Dataset records below:

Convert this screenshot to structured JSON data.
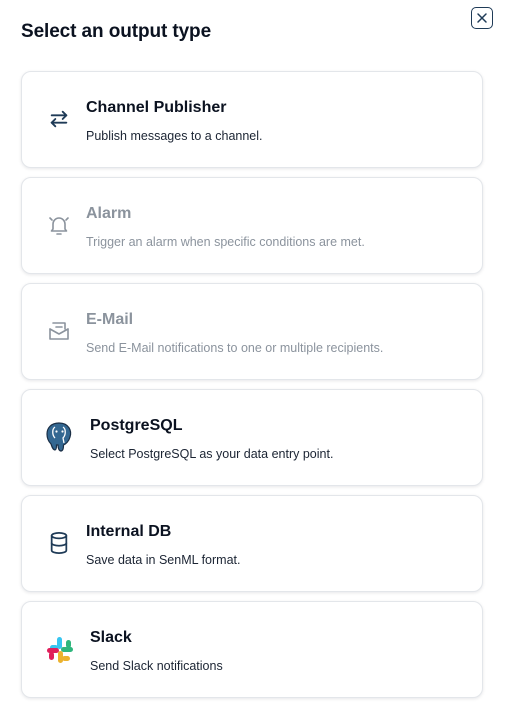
{
  "dialog": {
    "title": "Select an output type"
  },
  "options": [
    {
      "name": "Channel Publisher",
      "description": "Publish messages to a channel.",
      "icon": "swap-arrows-icon",
      "enabled": true
    },
    {
      "name": "Alarm",
      "description": "Trigger an alarm when specific conditions are met.",
      "icon": "bell-ring-icon",
      "enabled": false
    },
    {
      "name": "E-Mail",
      "description": "Send E-Mail notifications to one or multiple recipients.",
      "icon": "mail-open-icon",
      "enabled": false
    },
    {
      "name": "PostgreSQL",
      "description": "Select PostgreSQL as your data entry point.",
      "icon": "postgresql-logo-icon",
      "enabled": true
    },
    {
      "name": "Internal DB",
      "description": "Save data in SenML format.",
      "icon": "database-icon",
      "enabled": true
    },
    {
      "name": "Slack",
      "description": "Send Slack notifications",
      "icon": "slack-logo-icon",
      "enabled": true
    }
  ],
  "colors": {
    "text": "#0b1220",
    "disabled_text": "#8b939d",
    "icon_navy": "#1f3b57",
    "border": "#e3e6ea"
  }
}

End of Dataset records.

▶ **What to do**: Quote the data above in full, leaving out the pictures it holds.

▶ **Response box**:
Convert this screenshot to structured JSON data.
{
  "dialog": {
    "title": "Select an output type"
  },
  "options": [
    {
      "name": "Channel Publisher",
      "description": "Publish messages to a channel.",
      "icon": "swap-arrows-icon",
      "enabled": true
    },
    {
      "name": "Alarm",
      "description": "Trigger an alarm when specific conditions are met.",
      "icon": "bell-ring-icon",
      "enabled": false
    },
    {
      "name": "E-Mail",
      "description": "Send E-Mail notifications to one or multiple recipients.",
      "icon": "mail-open-icon",
      "enabled": false
    },
    {
      "name": "PostgreSQL",
      "description": "Select PostgreSQL as your data entry point.",
      "icon": "postgresql-logo-icon",
      "enabled": true
    },
    {
      "name": "Internal DB",
      "description": "Save data in SenML format.",
      "icon": "database-icon",
      "enabled": true
    },
    {
      "name": "Slack",
      "description": "Send Slack notifications",
      "icon": "slack-logo-icon",
      "enabled": true
    }
  ],
  "colors": {
    "text": "#0b1220",
    "disabled_text": "#8b939d",
    "icon_navy": "#1f3b57",
    "border": "#e3e6ea"
  }
}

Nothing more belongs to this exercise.